Medicaid appears to be affected by parity only if it is administered through Managed Care Organizations or Alternative Benefit Plans. The Medicaid Expansion, in states that adopt it, will add some with SMI who have not been able to get disability benefits. The main barriers to care for those with Medicaid are funding, generally severely inadequate at the state level, and commitment laws that hinder timely treatment of SMI when the patient is sick enough to be unaware of the illness (anosognosia). Staffing is limited, wait times are lengthy, and necessary community supports are minimal to absent. There is no move towards building a functional SMI care infrastructure in the ACA. If care is affordable but not available, patients are left behind just the same.
Although Medicaid pays for residential care of those with intellectual disabilities, there is an “IMD exclusion” prohibiting federal matching funds for care in a psychiatric hospital. This has helped cause deteriorating service quality at state hospitals and made it appear cheaper for states to put those with SMI in jail than to hospitalize them.
Because milder mental illnesses are more common and seem to garner more popular sympathy than true SMI, I am also concerned about wise use of scarce resources. The ACA does nothing to ensure that priority will be given to those most severely affected. The spectrum of mental illness is broad, just as for other medical illness. It is being absurdly stretched to include non-illness ordinary frustrations of life so providers can be paid for their preferred “patients.” True mental illnesses are brain disorders. If we had known more about them when we began categorizing illnesses, they would have been placed in neurology instead of psychiatry, the same as Alzheimer’s disease and Parkinson’s.
I would not begrudge a person with a mild version of a mental illness appropriate treatment any more than I would a person with a mild asthma flare-up. Mild problems can become serious without good care. At the same time, I would not leave a person in my waiting room gasping for breath to see one with a head cold, and that is what we are doing right now for mental illnesses. I am weary of seeing tragic headlines about those we have failed, when I know we already have the knowledge and tools to do better.

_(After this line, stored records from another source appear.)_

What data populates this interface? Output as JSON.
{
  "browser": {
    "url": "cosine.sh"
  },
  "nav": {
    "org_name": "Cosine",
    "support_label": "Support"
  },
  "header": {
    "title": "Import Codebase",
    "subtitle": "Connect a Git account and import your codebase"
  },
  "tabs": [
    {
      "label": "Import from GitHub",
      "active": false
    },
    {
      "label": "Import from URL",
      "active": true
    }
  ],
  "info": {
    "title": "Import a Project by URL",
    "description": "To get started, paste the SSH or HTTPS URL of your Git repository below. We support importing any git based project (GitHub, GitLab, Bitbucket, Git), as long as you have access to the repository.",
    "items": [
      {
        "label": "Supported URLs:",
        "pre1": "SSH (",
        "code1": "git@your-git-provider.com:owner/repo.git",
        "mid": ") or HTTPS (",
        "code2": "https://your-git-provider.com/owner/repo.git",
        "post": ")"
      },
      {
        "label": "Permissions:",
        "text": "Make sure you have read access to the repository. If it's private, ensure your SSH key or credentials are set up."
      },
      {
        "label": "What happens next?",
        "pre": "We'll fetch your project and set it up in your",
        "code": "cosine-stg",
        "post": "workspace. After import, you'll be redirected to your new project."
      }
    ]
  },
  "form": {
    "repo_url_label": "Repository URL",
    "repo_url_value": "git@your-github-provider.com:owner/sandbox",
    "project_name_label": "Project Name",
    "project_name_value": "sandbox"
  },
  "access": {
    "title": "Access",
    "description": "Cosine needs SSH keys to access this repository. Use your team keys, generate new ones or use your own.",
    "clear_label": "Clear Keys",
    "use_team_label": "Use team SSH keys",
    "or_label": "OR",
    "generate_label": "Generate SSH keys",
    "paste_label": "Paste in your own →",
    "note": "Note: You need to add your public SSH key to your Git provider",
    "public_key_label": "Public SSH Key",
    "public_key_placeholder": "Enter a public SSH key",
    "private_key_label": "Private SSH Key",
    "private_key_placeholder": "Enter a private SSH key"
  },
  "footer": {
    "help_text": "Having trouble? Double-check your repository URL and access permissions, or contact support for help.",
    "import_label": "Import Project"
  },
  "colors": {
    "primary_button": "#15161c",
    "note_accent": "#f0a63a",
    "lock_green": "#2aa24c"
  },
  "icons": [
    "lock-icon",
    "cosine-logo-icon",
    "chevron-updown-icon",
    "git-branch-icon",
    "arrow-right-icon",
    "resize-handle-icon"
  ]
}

Although we have no cure for SMI, we most certainly do have multiple proven interventions that can, most of the time, bring those affected to the level of the merely seriously ill. Treatment reduces the risk of relapse and allows most people to have meaningful lives in their communities, despite being ill. Just as with cancer, SMI can sometimes worsen even during treatment so that the care plan needs to be adjusted—this can only happen quickly when care is continuous and frequent enough to catch the early signs of trouble. Each relapse not treated quickly and skillfully may cause cumulative, permanent, unrepairable damage to the brain. Treatment gaps in a system full of cost and access barriers can mean death. Any reform of health care that fails to address the needs of people with SMI, including their critical need for continuous care with no loopholes or gaps, is a sham, a travesty, and a parody of reform.
Tag lines: Mental health parity; Affordable Care Act; access to care; costs of care; serious mental illness; schizophrenia; bipolar disorder; brain illness; Medicare; Medicaid.